Assigned task -> Please show all lines of the records that include "help".

#####

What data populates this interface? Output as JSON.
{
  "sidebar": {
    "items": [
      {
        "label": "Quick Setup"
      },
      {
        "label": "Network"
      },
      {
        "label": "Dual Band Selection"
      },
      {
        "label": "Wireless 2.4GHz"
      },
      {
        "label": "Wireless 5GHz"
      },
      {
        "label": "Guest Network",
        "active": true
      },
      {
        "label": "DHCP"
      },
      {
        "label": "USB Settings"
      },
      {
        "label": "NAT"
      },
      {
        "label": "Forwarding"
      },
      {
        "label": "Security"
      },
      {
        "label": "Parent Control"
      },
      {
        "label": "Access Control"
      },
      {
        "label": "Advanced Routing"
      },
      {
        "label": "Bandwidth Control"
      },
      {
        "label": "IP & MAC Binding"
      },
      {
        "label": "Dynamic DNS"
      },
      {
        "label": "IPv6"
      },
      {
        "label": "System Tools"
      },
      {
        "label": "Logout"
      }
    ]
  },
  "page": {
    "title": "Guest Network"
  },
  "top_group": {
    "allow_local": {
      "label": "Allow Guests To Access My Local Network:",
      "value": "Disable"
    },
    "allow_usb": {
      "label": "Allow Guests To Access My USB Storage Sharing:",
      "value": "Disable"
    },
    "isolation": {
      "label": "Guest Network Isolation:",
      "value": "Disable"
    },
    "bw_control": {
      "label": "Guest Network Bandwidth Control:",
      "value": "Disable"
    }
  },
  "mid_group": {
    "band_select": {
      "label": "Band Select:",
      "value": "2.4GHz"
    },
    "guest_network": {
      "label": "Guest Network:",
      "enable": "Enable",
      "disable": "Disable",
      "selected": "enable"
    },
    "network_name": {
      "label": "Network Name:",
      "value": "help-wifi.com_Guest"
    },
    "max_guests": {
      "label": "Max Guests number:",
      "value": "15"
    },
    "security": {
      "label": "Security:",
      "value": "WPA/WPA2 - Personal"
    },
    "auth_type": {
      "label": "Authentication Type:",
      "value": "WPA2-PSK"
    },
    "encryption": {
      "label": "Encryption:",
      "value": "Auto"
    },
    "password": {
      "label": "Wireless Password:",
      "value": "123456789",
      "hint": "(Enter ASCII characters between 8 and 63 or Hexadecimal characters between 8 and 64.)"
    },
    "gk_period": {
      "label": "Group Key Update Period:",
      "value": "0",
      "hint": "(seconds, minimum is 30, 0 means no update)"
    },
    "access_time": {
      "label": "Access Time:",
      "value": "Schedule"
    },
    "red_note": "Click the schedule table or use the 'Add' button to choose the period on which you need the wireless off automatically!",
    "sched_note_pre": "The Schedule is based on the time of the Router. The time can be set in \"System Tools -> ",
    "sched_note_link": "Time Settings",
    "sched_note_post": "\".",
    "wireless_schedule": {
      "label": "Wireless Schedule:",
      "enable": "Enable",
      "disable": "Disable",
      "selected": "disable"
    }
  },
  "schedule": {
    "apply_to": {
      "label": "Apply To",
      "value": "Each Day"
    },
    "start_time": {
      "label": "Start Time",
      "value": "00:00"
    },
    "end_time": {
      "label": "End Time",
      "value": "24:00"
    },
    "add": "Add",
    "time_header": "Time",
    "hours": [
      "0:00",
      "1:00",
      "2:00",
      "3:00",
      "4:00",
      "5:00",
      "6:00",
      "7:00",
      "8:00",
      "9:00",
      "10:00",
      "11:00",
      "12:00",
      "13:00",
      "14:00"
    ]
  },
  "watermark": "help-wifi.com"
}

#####

Solution to this exercise ->
      "value": "help-wifi.com_Guest"
  "watermark": "help-wifi.com"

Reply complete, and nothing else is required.